The Trump Administration Is Lying to Congress About Yemen
It will come as no surprise that the Trump administration has certified that the Saudi coalition is meeting the requirements imposed by Congress in the NDAA. The evidence clearly shows that the Saudi coalition doesn’t meet any of them, so Pompeo just lied and said that they did. When given the choice between telling the truth and ending refueling of coalition planes or lying to keep that refueling going, the administration was always going to choose the latter. They have defended U.S. support for the war with dishonest and misleading claims before, and they have done so again. The Trump administration is lying to Congress in order to continue support for the war on Yemen, and Congress has to hold them accountable for that. Oxfam responded to Pompeo’s certification this morning:
With Secretary Pompeo’s certification, the State Department demonstrated that it is blindly supporting military operations in Yemen without any allegiance to facts, moral code or humanitarian law [bold mine-DL]. As Oxfam earlier reported, August was the bloodiest month so far in 2018 for civilians in Yemen. There were brutal attacks from both sides, but the majority of civilian casualties were caused by Saudi Arabia-led coalition attacks.
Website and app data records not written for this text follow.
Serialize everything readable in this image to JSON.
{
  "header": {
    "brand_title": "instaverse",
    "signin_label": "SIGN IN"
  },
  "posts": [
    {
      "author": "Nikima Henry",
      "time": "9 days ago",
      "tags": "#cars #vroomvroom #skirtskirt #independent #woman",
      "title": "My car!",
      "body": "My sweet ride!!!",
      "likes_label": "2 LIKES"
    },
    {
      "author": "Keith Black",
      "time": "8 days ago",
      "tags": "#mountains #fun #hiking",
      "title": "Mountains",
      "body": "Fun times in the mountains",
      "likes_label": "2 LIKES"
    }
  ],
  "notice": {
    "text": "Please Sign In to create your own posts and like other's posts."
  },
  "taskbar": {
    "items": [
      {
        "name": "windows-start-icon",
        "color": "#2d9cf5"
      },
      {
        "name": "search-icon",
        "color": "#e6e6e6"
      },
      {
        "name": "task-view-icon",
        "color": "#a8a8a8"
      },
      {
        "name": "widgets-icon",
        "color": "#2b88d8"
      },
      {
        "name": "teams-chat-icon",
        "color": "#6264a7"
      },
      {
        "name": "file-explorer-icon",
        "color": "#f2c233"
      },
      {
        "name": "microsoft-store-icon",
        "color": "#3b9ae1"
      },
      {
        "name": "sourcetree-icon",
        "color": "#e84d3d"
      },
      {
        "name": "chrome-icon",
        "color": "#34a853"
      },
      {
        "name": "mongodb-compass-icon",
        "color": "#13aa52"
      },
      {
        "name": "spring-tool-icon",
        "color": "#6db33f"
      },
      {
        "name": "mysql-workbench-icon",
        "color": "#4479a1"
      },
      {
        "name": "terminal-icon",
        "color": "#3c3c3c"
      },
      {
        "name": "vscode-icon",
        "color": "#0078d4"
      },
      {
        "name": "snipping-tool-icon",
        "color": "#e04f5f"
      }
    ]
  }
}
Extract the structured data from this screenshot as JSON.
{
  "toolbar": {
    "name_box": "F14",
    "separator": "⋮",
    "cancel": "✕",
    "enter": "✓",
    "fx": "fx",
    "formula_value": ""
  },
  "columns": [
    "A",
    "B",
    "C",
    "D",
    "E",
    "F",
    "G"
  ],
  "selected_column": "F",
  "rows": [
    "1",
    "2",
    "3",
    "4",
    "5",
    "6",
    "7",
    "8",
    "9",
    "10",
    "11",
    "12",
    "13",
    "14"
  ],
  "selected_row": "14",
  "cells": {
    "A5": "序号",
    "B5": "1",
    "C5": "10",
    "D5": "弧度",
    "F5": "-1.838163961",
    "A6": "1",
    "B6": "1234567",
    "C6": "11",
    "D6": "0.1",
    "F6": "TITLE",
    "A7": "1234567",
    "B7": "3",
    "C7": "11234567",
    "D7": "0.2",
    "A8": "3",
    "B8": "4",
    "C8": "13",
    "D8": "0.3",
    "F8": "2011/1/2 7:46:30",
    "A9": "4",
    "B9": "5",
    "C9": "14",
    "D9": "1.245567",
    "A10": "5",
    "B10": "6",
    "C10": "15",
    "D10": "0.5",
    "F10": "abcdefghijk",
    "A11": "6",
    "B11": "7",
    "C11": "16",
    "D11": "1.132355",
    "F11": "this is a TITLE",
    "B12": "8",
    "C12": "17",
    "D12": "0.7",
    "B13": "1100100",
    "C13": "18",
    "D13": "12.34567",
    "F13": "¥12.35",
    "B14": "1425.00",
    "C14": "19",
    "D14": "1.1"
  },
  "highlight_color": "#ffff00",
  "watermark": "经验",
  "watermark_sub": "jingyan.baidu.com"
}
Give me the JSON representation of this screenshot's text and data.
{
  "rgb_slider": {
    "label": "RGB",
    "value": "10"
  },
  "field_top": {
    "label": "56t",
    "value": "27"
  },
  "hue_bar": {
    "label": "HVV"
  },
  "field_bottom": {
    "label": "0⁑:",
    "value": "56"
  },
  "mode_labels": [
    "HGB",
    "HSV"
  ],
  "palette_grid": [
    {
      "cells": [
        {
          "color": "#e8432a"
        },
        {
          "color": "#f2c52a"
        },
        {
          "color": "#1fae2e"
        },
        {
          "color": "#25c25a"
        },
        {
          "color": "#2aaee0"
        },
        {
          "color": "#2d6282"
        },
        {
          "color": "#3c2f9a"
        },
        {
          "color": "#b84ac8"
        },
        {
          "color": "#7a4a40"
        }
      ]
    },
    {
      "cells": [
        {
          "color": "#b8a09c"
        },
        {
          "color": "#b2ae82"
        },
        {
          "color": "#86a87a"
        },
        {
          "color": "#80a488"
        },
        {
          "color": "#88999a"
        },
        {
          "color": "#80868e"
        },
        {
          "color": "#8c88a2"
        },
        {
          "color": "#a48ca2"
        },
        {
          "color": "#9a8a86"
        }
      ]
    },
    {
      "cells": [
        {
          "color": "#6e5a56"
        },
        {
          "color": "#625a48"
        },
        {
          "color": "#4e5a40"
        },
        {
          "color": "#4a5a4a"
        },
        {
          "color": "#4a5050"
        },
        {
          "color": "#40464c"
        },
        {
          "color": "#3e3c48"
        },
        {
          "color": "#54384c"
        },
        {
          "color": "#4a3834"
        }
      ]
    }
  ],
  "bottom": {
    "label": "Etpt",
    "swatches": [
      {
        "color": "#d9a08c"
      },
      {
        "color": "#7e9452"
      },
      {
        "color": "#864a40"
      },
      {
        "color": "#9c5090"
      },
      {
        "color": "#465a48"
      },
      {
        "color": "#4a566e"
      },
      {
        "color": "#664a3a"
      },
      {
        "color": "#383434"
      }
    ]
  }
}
The coalition even dropped a US bomb on a school bus killing 40, including dozens of children. Rather than take “demonstrable steps” to curtail these atrocities as Secretary Pompeo certified, the coalition defended them, [calling] the bus a “legitimate military target.” Now, this administration is doubling down on its failed policy of literally fueling the world’s largest humanitarian crisis.
The Trump administration is openly defying and lying to Congress. Members of Congress must act to end the United States’ complicity in this war.
Rep. Ro Khanna, one of the leading critics of the war in the House, had this to say:
Pompeo’s ‘certification’ is a farce. The Saudis deliberately bombed a bus full of children. There is only one moral answer, and that is to end our support for their intervention in Yemen.
If this executive will not do it, then Congress must pass a War Powers Resolution. https://t.co/VlYVMChrjA
— Rep. Ro Khanna (@RepRoKhanna) September 12, 2018
We know that the administration and the president are not concerned with evidence or expert opinion, and they were always going to do what they wanted to do. Gregg Carlstrom made a good observation about this earlier today:
If you’re keeping score at home, the US refuses to certify that Iran is complying with the nuclear deal, which the IAEA says it is, and certifies that the Saudi-led coalition is protecting civilians in Yemen, which the UN says it is not.
— Gregg Carlstrom (@glcarlstrom) September 12, 2018
Trump and the Iran hawks around him were determined to renege on the deal no matter what, and it didn’t matter to them that Iran was in compliance with it. Likewise, they are determined to keep fueling the world’s worst humanitarian crisis by backing the Saudi coalition to the hilt, and they aren’t going to be dissuaded from this no matter how many atrocities the coalition carries out against innocent Yemenis with our help.
Leaving an opening for the administration to continue support for the war was the flaw in the Young-Shaheen approach from the start. That is why the war powers challenge back in the spring sponsored by Sens. Sanders and Lee was the best and only effective way to halt our involvement in the war. This is what I said in March:
The conditions that the Young-Shaheen resolution would impose on U.S. support for the war are a woefully insufficient response to the disaster engulfing Yemen, and we have to assume that the incoming Secretary of State Mike Pompeo will always find in favor of the Saudis and their allies [bold mine-DL]. We already know that the coalition isn’t engaging in an “urgent and good faith effort” to negotiate an end to the war, and their “aid” efforts are poorly-disguised efforts to perpetuate a blockade aimed at starving Yemen into submission. Instead of constraining executive overreach and reasserting Congress’ proper role in matters of war, Young-Shaheen would once again defer to the executive and leave it to the administration to decide how long support for the war goes on. Three years of uncritical backing for the Saudi-led war on Yemen proves that the executive won’t do anything meaningful to rein in the coalition or pressure them to end the war.
Pompeo’s phony certification is an insult and shows contempt for the law, but it should also cause more members of Congress to oppose our indefensible policy in Yemen. The administration won’t agree to stop enabling Saudi coalition war crimes, so Congress will have to stop them.